RIO DE JANEIRO (Reuters) - Brazil’s Vale said on Thursday that it plans to invest $2.5 billion over the next five years in technology that removes the need for tailings dams, the waste facilities responsible for two deadly mining disasters in the past four years.
The funds will be mainly used to convert Vale’s Carajas mining complex in northern Brazil to disposing of 100 percent of its tailings through dry processes, Vale’s director of ferrous planning and development, Fabiano Carvalho Filho, said in an email response to questions from Reuters.
Overall, the world’s largest iron ore exporter is aiming to boost the use of so-called dry processing to 70 percent of its output by the end of 2023, from 60 percent today.
Of the 17 processing lines of Plant 1 at Carajas, 11 are already dry and the remaining six wet lines will be converted by 2022, Carvalho Filho said.
In addition, the funds will be used in two projects in Brazil’s mining heartland of Minas Gerais, he said.
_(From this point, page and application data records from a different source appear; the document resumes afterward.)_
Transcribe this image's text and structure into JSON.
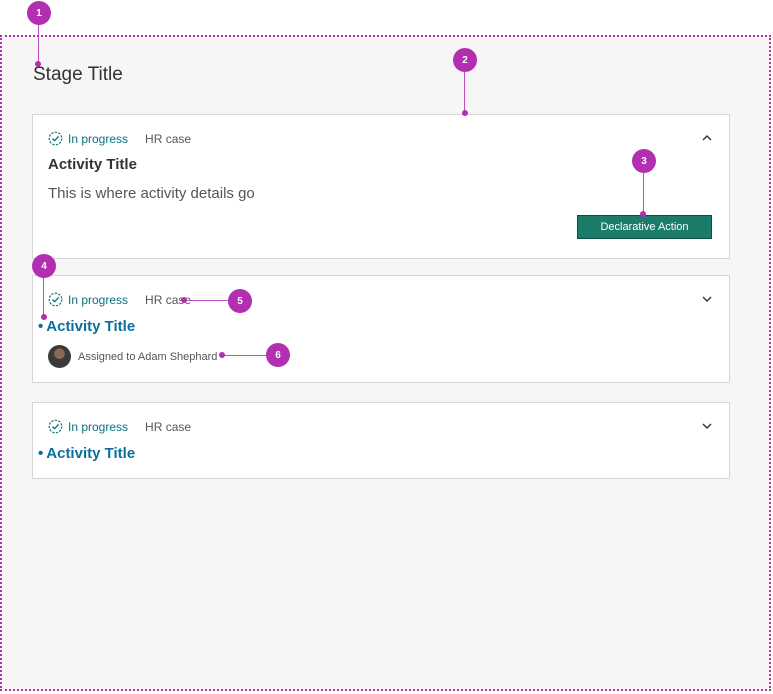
{
  "stage": {
    "title": "Stage Title"
  },
  "cards": [
    {
      "status": "In progress",
      "type": "HR case",
      "title": "Activity Title",
      "details": "This is where activity details go",
      "action_label": "Declarative Action",
      "expanded": true
    },
    {
      "status": "In progress",
      "type": "HR case",
      "title": "Activity Title",
      "assignee": "Assigned to Adam Shephard",
      "expanded": false
    },
    {
      "status": "In progress",
      "type": "HR case",
      "title": "Activity Title",
      "expanded": false
    }
  ],
  "annotations": [
    "1",
    "2",
    "3",
    "4",
    "5",
    "6"
  ],
  "colors": {
    "annotation": "#b12fb0",
    "status": "#0a6f7c",
    "link": "#0a6f9c",
    "action": "#1b7c6a"
  },
  "icons": {
    "status": "check-circle-dashed-icon",
    "expand": "chevron-down-icon",
    "collapse": "chevron-up-icon"
  }
}
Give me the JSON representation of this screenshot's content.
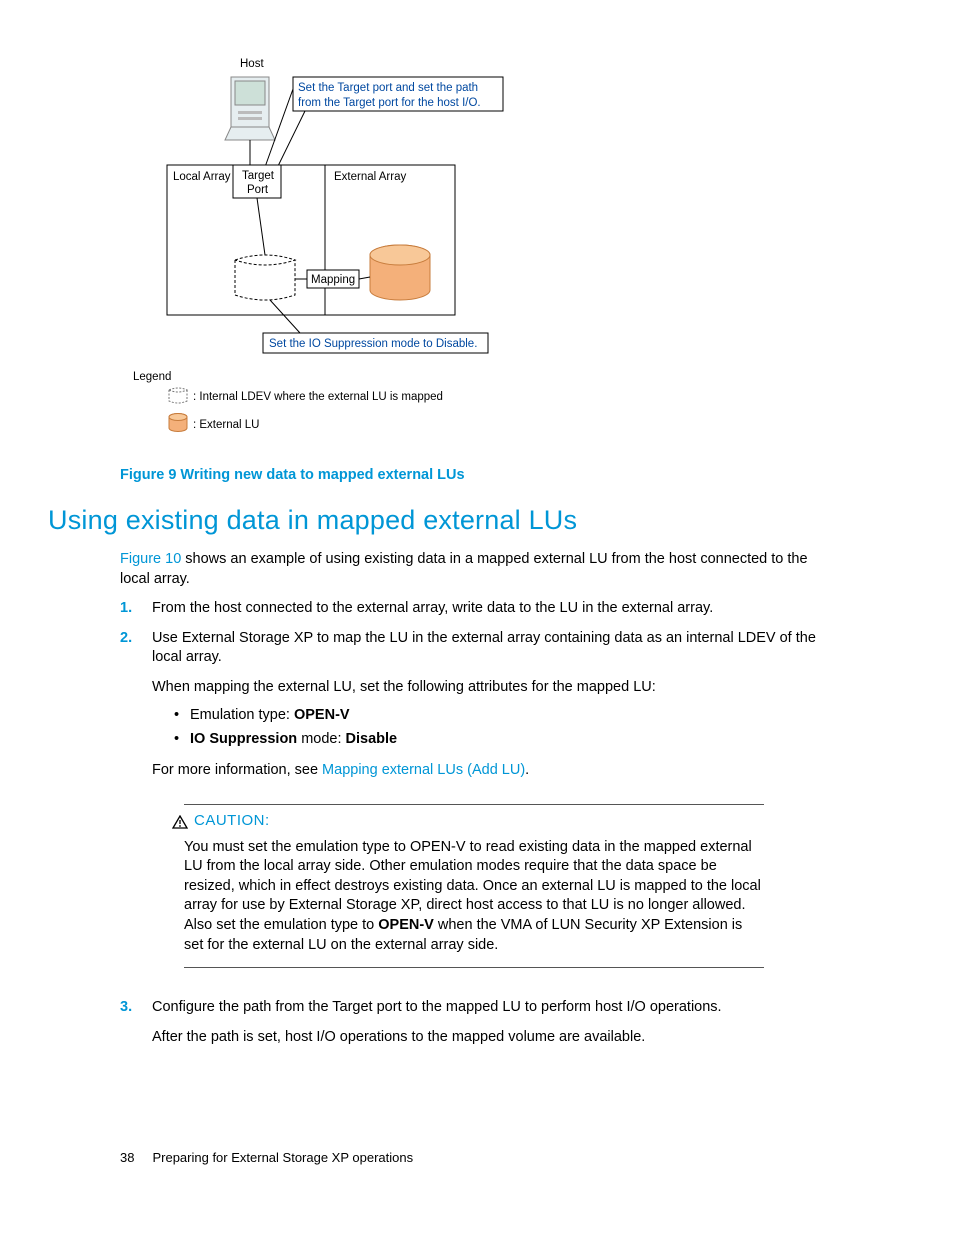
{
  "diagram": {
    "host": "Host",
    "callout1_l1": "Set the Target port and set the path",
    "callout1_l2": "from the Target port for the host I/O.",
    "local_array": "Local Array",
    "target_port_l1": "Target",
    "target_port_l2": "Port",
    "external_array": "External Array",
    "mapping": "Mapping",
    "callout2": "Set the IO Suppression mode to Disable.",
    "legend_title": "Legend",
    "legend_internal": ": Internal LDEV where the external LU is mapped",
    "legend_external": ": External LU"
  },
  "figure_caption": "Figure 9 Writing new data to mapped external LUs",
  "section_title": "Using existing data in mapped external LUs",
  "intro": {
    "link": "Figure 10",
    "rest": " shows an example of using existing data in a mapped external LU from the host connected to the local array."
  },
  "step1": "From the host connected to the external array, write data to the LU in the external array.",
  "step2_a": "Use External Storage XP to map the LU in the external array containing data as an internal LDEV of the local array.",
  "step2_b": "When mapping the external LU, set the following attributes for the mapped LU:",
  "bullet1_pre": "Emulation type: ",
  "bullet1_bold": "OPEN-V",
  "bullet2_bold": "IO Suppression",
  "bullet2_mid": " mode: ",
  "bullet2_bold2": "Disable",
  "step2_c_pre": "For more information, see ",
  "step2_c_link": "Mapping external LUs (Add LU)",
  "step2_c_post": ".",
  "caution_label": "CAUTION:",
  "caution_pre": "You must set the emulation type to OPEN-V to read existing data in the mapped external LU from the local array side. Other emulation modes require that the data space be resized, which in effect destroys existing data. Once an external LU is mapped to the local array for use by External Storage XP, direct host access to that LU is no longer allowed. Also set the emulation type to ",
  "caution_bold": "OPEN-V",
  "caution_post": " when the VMA of LUN Security XP Extension is set for the external LU on the external array side.",
  "step3_a": "Configure the path from the Target port to the mapped LU to perform host I/O operations.",
  "step3_b": "After the path is set, host I/O operations to the mapped volume are available.",
  "footer_page": "38",
  "footer_text": "Preparing for External Storage XP operations"
}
One is a new processing complex for iron ore and the other is a previously operational mine which Vale is seeking to reactivate.
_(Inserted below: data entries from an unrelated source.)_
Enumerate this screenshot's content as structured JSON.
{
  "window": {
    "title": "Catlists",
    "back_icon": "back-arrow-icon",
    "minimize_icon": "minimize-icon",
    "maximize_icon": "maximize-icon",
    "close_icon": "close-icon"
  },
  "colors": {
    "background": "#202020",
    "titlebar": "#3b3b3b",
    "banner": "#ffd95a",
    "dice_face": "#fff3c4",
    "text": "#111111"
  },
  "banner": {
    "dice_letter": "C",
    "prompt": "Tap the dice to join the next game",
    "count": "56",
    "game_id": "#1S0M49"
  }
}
Vale said the investment is not directly related to the Brumadinho disaster, which left 237 confirmed dead, or the 2015 collapse of another dam at the Samarco joint venture with BHP Group Ltd, that killed 19 others and also caused what is widely considered the worst environmental disaster in Brazil’s history.
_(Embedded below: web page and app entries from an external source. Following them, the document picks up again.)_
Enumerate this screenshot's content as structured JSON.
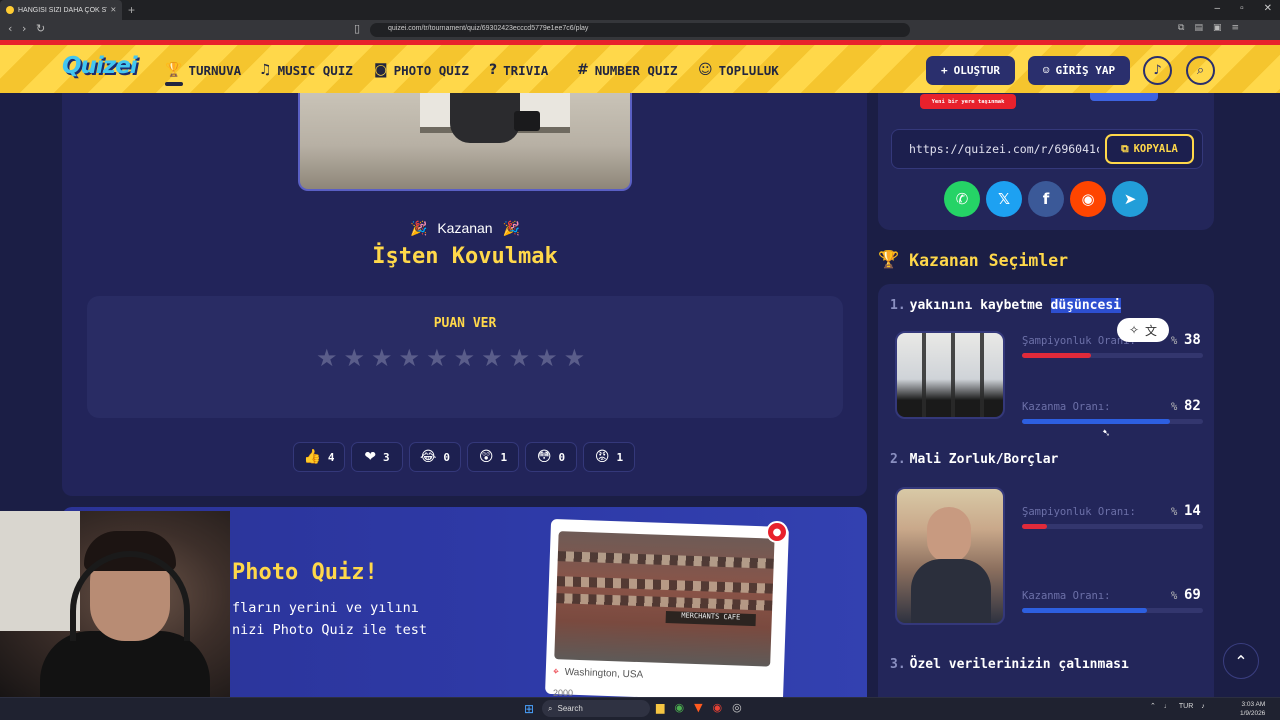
{
  "browser": {
    "tab_title": "HANGİSİ SİZİ DAHA ÇOK STRESE",
    "url": "quizei.com/tr/tournament/quiz/69302423ecccd5779e1ee7c6/play"
  },
  "header": {
    "logo": "Quizei",
    "nav": [
      {
        "label": "TURNUVA",
        "icon": "trophy-icon"
      },
      {
        "label": "MUSIC QUIZ",
        "icon": "music-icon"
      },
      {
        "label": "PHOTO QUIZ",
        "icon": "camera-icon"
      },
      {
        "label": "TRIVIA",
        "icon": "chat-question-icon"
      },
      {
        "label": "NUMBER QUIZ",
        "icon": "hash-icon"
      },
      {
        "label": "TOPLULUK",
        "icon": "users-icon"
      }
    ],
    "create_label": "OLUŞTUR",
    "login_label": "GİRİŞ YAP"
  },
  "main": {
    "winner_label": "Kazanan",
    "winner_title": "İşten Kovulmak",
    "rate_title": "PUAN VER",
    "star_count": 10,
    "reactions": [
      {
        "emoji": "👍",
        "count": "4"
      },
      {
        "emoji": "❤",
        "count": "3"
      },
      {
        "emoji": "😂",
        "count": "0"
      },
      {
        "emoji": "😲",
        "count": "1"
      },
      {
        "emoji": "😳",
        "count": "0"
      },
      {
        "emoji": "😡",
        "count": "1"
      }
    ]
  },
  "photo_quiz": {
    "title": "Photo Quiz!",
    "desc_line1": "fların yerini ve yılını",
    "desc_line2": "nizi Photo Quiz ile test",
    "location": "Washington, USA",
    "year": "2000",
    "sign": "MERCHANTS CAFE"
  },
  "share": {
    "tooltip": "Yeni bir yere taşınmak",
    "link": "https://quizei.com/r/696041cfc",
    "copy_label": "KOPYALA",
    "socials": [
      {
        "name": "whatsapp",
        "glyph": "✆",
        "color": "#25d366"
      },
      {
        "name": "x",
        "glyph": "𝕏",
        "color": "#1da1f2"
      },
      {
        "name": "facebook",
        "glyph": "f",
        "color": "#3b5998"
      },
      {
        "name": "reddit",
        "glyph": "◉",
        "color": "#ff4500"
      },
      {
        "name": "telegram",
        "glyph": "➤",
        "color": "#229ed9"
      }
    ]
  },
  "choices": {
    "title": "Kazanan Seçimler",
    "items": [
      {
        "num": "1.",
        "title_plain": "yakınını kaybetme ",
        "title_hl": "düşüncesi",
        "champ_label": "Şampiyonluk Oranı:",
        "champ_pct": "%",
        "champ_value": "38",
        "champ_fraction": 0.38,
        "win_label": "Kazanma Oranı:",
        "win_pct": "%",
        "win_value": "82",
        "win_fraction": 0.82
      },
      {
        "num": "2.",
        "title_plain": "Mali Zorluk/Borçlar",
        "title_hl": "",
        "champ_label": "Şampiyonluk Oranı:",
        "champ_pct": "%",
        "champ_value": "14",
        "champ_fraction": 0.14,
        "win_label": "Kazanma Oranı:",
        "win_pct": "%",
        "win_value": "69",
        "win_fraction": 0.69
      },
      {
        "num": "3.",
        "title_plain": "Özel verilerinizin çalınması",
        "title_hl": ""
      }
    ]
  },
  "taskbar": {
    "search": "Search",
    "lang": "TUR",
    "time": "3:03 AM",
    "date": "1/9/2026"
  }
}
The dry tailings spending plan is part of an existing program under which Vale has invested almost $17.5 billion over the last 10 years, Carvalho Filho said.
Reporting by Marta Nogueira; Editing by Lisa Shumaker